In the analog security video boom, end users’ surveillance needs were very similar, regardless of their company’s size, but today’s surveillance product technologies are rapidly changing this historical norm. The needs of small and midsized businesses (SMBs) are moving in the opposite direction of enterprises, where the surveillance needs are getting more closely aligned with the enterprise’s IT requirements. What makes these market segment observations interesting is that all end user needs are largely based upon the available product technology. This is evidence that the significant product technology introductions over the past five years are going to become mainstream.
During the past 20 years, product technology within the analog security video industry had been very stable, with only minor product advances. In fact, for many years the only real differences were price based. Pricing has a wide range of possible impacts on the market, but those tend to be the opposite impacts of product technology. Between enterprises and SMBs, product technology over price has the greatest influence. So as product technology advances, new market opportunities become available to end users of any means, independent of price. This is where the IP surveillance products are changing the SMB markets and showing big surveillance product technology requirement differences, provider changes and price variations.
Small Business, New Providers, Bigger Expense
Small businesses typically have fewer than eight cameras, and they make up a large part of the DVR market. A small business’s surveillance needs are most often serviced by the building alarm monitoring industry, which is accelerating offerings of network-based products, including surveillance. However, in addition to these traditional small business security providers, new companies are entering the small business surveillance market, often from the traditional telephone and cable providers. These non-traditional security companies own the IP network and already have existing relationships with the small business owners and end users. These two service providers are offering similar IP surveillance product technologies, but very different service plans.

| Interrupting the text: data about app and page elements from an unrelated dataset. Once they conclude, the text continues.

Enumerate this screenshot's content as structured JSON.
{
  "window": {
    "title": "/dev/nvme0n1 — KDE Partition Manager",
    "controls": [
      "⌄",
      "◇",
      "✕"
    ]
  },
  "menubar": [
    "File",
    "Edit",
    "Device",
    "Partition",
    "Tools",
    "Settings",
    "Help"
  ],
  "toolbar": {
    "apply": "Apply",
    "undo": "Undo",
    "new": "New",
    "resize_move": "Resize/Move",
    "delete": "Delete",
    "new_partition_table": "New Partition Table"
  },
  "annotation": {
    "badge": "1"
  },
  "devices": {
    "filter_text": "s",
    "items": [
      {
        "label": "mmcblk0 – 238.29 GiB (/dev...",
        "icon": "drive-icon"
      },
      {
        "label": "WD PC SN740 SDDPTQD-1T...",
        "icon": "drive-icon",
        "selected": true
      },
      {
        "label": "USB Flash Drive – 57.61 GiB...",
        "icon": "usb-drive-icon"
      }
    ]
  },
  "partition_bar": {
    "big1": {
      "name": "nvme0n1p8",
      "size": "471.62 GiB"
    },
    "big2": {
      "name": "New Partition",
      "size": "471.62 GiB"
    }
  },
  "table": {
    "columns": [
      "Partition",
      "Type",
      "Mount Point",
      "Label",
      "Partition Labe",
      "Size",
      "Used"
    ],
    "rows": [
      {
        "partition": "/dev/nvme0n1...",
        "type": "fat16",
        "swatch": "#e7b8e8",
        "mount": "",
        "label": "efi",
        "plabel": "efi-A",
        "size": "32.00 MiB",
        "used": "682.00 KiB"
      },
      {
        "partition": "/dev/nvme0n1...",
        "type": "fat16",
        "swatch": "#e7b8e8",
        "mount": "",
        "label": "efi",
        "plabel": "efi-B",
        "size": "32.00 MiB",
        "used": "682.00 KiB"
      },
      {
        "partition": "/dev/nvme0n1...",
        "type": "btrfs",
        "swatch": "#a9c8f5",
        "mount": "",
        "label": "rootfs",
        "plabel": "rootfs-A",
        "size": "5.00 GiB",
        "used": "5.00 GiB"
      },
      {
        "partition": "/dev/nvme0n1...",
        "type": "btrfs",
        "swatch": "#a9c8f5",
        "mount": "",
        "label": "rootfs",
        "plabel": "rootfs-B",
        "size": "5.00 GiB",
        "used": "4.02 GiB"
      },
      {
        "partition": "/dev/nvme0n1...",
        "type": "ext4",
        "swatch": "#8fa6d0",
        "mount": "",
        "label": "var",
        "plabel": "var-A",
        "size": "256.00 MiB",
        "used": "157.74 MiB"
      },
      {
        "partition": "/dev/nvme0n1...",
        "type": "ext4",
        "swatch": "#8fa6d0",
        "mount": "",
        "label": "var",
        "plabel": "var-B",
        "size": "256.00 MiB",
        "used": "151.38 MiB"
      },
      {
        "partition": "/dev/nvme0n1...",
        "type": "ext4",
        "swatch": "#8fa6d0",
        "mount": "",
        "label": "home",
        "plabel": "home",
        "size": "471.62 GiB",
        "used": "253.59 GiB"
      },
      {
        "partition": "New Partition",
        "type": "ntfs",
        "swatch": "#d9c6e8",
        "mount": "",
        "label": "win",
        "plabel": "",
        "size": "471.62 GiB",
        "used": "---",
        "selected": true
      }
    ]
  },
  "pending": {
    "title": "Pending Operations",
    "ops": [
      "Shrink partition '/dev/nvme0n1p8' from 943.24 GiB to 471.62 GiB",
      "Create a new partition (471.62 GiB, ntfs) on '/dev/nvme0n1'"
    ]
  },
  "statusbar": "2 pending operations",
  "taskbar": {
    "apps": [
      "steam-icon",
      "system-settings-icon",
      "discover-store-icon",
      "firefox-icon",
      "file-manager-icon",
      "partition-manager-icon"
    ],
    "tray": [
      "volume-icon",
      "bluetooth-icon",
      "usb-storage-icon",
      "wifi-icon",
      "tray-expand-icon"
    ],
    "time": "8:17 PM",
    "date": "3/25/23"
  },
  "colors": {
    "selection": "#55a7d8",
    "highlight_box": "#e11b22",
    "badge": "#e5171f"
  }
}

One of the big differences between the two types of providers comes from their business models: The traditional security providers’ business model is centered on monitoring, whereas a telecommunication or cable provider is about bundling additional paid services or network-consuming devices onto a network that they provide. In the latter case, you are self-monitoring for your business. This trend of self-monitoring is also impacting the security officer industry. Traditional guard companies may have to turn to new types of “remote” guarding or remote live monitoring to keep your business.
Midsized Business, Supersized Technology, Big Risks
For midsized businesses, surveillance systems are moving from a “nice to have” to a “must have.” Here, you make relatively big investments in product technologies well ahead of larger enterprises. Rapid adoption of product technology for midsized businesses is a key to survival; it is also a way of being able to scale your operations to become global or achieve higher growth. The same holds true with IP surveillance systems, which range from 16 to as many as 1,000 cameras in system size.
When managing security for a growing business, keep in mind the differences in choices of the type of technology, who is servicing the business and the product technology risks. Where a small business’s end user is typically buying a safe, bundled offering, the midsized business’s end user is purchasing a riskier, standalone system from a traditional security systems integrator. You would negotiate the price and select best-of-breed equipment from an expansive range of product offerings. This contract is typically negotiated with a similarly sized service provider, which can create a business partnership between equals to offset some of your implementation risks. Compare that to the small business’s security manager, who is buying the listed price and choosing from a limited product choice from a much larger service provider.
Enterprise Business, Enterprise IT, Lowest Prices
Lastly, within the enterprise class come enterprise-sized IT requirements. The importance and costs of IT compliance to the enterprise often outweighs the actual surveillance product’s technology requirements. Enterprise security contracts also come with the lowest per-unit price tag, thanks to your enterprise’s purchasing power and the maturity of your procurement process. Although enterprise-class businesses make up a small segment of the overall market, their impact is significant: Surveillance manufacturers will make large R&D product investments in the hopes of winning your business, only to sell their wares at the lowest unit pricing. This results in enterprise end users having the lowest year-over-year R&D product return on investment.
So, the best bundled services are targeted to the small businesses, the best surveillance product technology is targeted at the midsized businesses, and the lowest price is targeted at the enterprise. Knowing where you stand as a business, and how that standing affects your security partners, will help guide you to your best surveillance options.
About the Columnist:
Keven Marier is the founder and CEO of Connex International, Inc. He has a 20-year background in technology consulting, publishing and educating within the physical security technology and enterprise IT industries.